Still Life Under The Lamp (1962) by Pablo Picasso. Courtesy of the artist's estate.

New Picasso linocut series shows how he worked

13 recently acquired sequential Picasso linocuts go on display at the British Museum tomorrow

He might have been best-known as a painter, yet Picasso expressed himself in an incredible variety of media, from ceramics to plays. Now two sets of linocuts, produced in 1962 when Picasso was aged 80, have been acquired by the British Museum, and demonstrate just how he developed an individual work.

The set includes both finished prints and artist's proofs for Still Life under the Lamp and Jacqueline Reading, both created in France in 1962. What's remarkable about this acquisition is that the series of prints show how the artist built up an image from initial impressions through to a finished work.


Jacqueline Reading (1962) by Pablo Picasso. Courtesy of the artist's estate.
Jacqueline Reading (1962) by Pablo Picasso. Courtesy of the artist's estate.

There are 13 pieces in the entire set. The best-known image, Still Life Under The Lamp, consists of nine colour prints, each showing a subsequent stage in the linocut's progression, as the artist cut, printed and printed again to view the results of his work.

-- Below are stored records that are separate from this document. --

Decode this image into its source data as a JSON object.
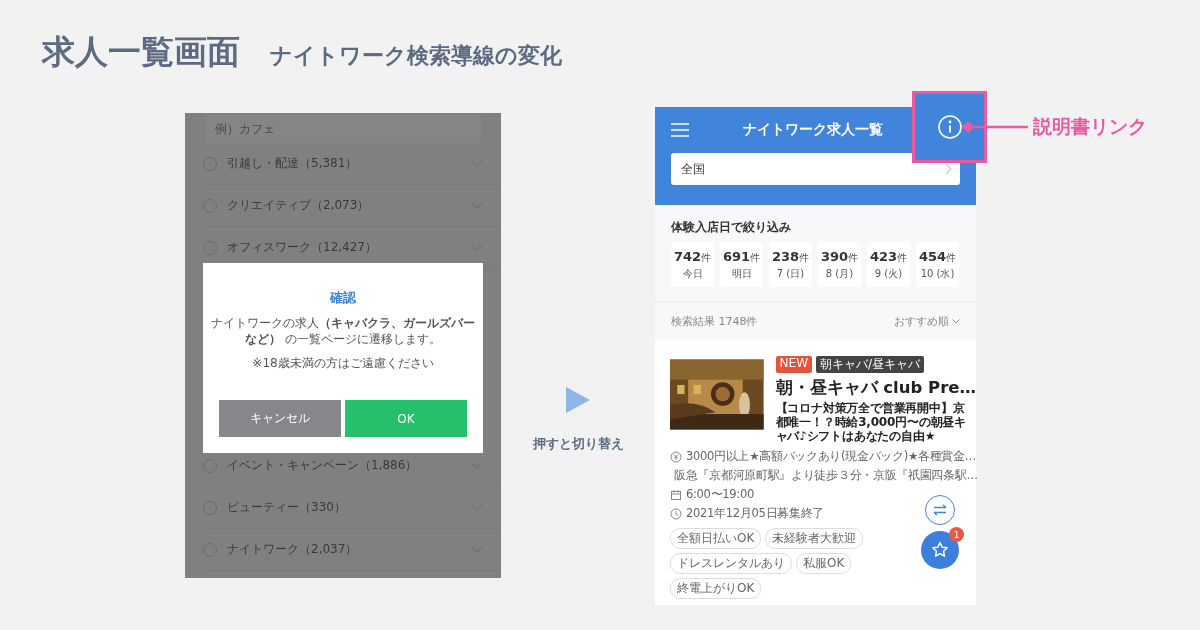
{
  "heading": {
    "title": "求人一覧画面",
    "subtitle": "ナイトワーク検索導線の変化"
  },
  "before": {
    "search": {
      "placeholder": "例）カフェ"
    },
    "categories_above_dialog": [
      {
        "label": "引越し・配達（5,381）",
        "checked": false
      },
      {
        "label": "クリエイティブ（2,073）",
        "checked": false
      },
      {
        "label": "オフィスワーク（12,427）",
        "checked": false
      }
    ],
    "categories_below_dialog": [
      {
        "label": "イベント・キャンペーン（1,886）",
        "checked": false
      },
      {
        "label": "ビューティー（330）",
        "checked": false
      },
      {
        "label": "ナイトワーク（2,037）",
        "checked": false
      }
    ],
    "dialog": {
      "title": "確認",
      "message": "ナイトワークの求人**（キャバクラ、ガールズバーなど）** の一覧ページに遷移します。",
      "note": "※18歳未満の方はご遠慮ください",
      "buttons": [
        {
          "label": "キャンセル",
          "kind": "cancel"
        },
        {
          "label": "OK",
          "kind": "ok"
        }
      ]
    }
  },
  "transition": {
    "label": "押すと切り替え"
  },
  "after": {
    "header": {
      "title": "ナイトワーク求人一覧"
    },
    "location": {
      "value": "全国"
    },
    "date_filter": {
      "title": "体験入店日で絞り込み",
      "days": [
        {
          "count": "742",
          "unit": "件",
          "day": "今日"
        },
        {
          "count": "691",
          "unit": "件",
          "day": "明日"
        },
        {
          "count": "238",
          "unit": "件",
          "day": "7 (日)"
        },
        {
          "count": "390",
          "unit": "件",
          "day": "8 (月)"
        },
        {
          "count": "423",
          "unit": "件",
          "day": "9 (火)"
        },
        {
          "count": "454",
          "unit": "件",
          "day": "10 (水)"
        }
      ]
    },
    "results": {
      "count": "検索結果 1748件",
      "sort": "おすすめ順"
    },
    "job": {
      "badges": [
        {
          "label": "NEW",
          "kind": "new"
        },
        {
          "label": "朝キャバ/昼キャバ",
          "kind": "category"
        }
      ],
      "title": "朝・昼キャバ club Pre…",
      "catch": "【コロナ対策万全で営業再開中】京都唯一！？時給3,000円〜の朝昼キャバ♪シフトはあなたの自由★",
      "details": [
        {
          "kind": "pay",
          "text": "3000円以上★高額バックあり(現金バック)★各種賞金…"
        },
        {
          "kind": "access",
          "text": "阪急『京都河原町駅』より徒歩３分・京阪『祇園四条駅…"
        },
        {
          "kind": "hours",
          "text": "6:00〜19:00"
        },
        {
          "kind": "deadline",
          "text": "2021年12月05日募集終了"
        }
      ],
      "tags": [
        "全額日払いOK",
        "未経験者大歓迎",
        "ドレスレンタルあり",
        "私服OK",
        "終電上がりOK"
      ]
    },
    "favorites": {
      "count": "1"
    }
  },
  "callout": {
    "label": "説明書リンク"
  }
}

Most multi-coloured linocut works are produced using a series of different linoleum blocks, one for each colour. However, Picasso chose to use just one piece of lino, cutting it, printing it, cleaning it off and cutting again to print in a further colour, to build up an image, and leave behind a remarkable series of proofs.

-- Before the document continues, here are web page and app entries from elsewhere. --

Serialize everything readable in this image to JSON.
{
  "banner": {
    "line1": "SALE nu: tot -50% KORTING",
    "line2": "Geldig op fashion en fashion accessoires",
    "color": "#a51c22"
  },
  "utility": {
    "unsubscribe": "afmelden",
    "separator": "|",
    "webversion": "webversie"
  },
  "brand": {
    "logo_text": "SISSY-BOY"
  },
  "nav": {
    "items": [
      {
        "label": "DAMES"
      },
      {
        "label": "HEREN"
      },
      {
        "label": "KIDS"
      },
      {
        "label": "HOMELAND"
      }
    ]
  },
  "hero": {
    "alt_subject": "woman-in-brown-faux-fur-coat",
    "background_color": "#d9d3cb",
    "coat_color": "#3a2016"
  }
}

Picasso Linocuts

Jacqueline Reading, meanwhile, is a black and white series produced more conventionally, with two separate sets of lino blocks. This depicts the artist's wife and final muse, Jacqueline Rocque. No other collection in the world has either sequence of linocuts in its entirety. Aside from the work's obvious beauty, the set also allows visitors to see how one of the greatest artist of the 20th century created his artworks.
"It is incredibly exciting," British Museum curator Stephen Coppel says. "The two sets of linocut proofs show Picasso's creative process step by step. You really do feel like you're looking over Picasso's shoulders as he is working on these incredible images."


Picasso in his studio in 1957
Picasso in his studio in 1957

The newly acquired sets, which were bought with the help of the Art Fund, are on display from tomorrow (Friday) in Room 90 at The British Museum, and will remain on show until 6 May 2014. For more on this story check out the Museum's website. 

And for greater insight into Picasso's life and work, take a look at our award-winning study of the artist, Picasso: Style and Meaning, and our highly affordable introduction to his art. Buy them both from the people who made them, here.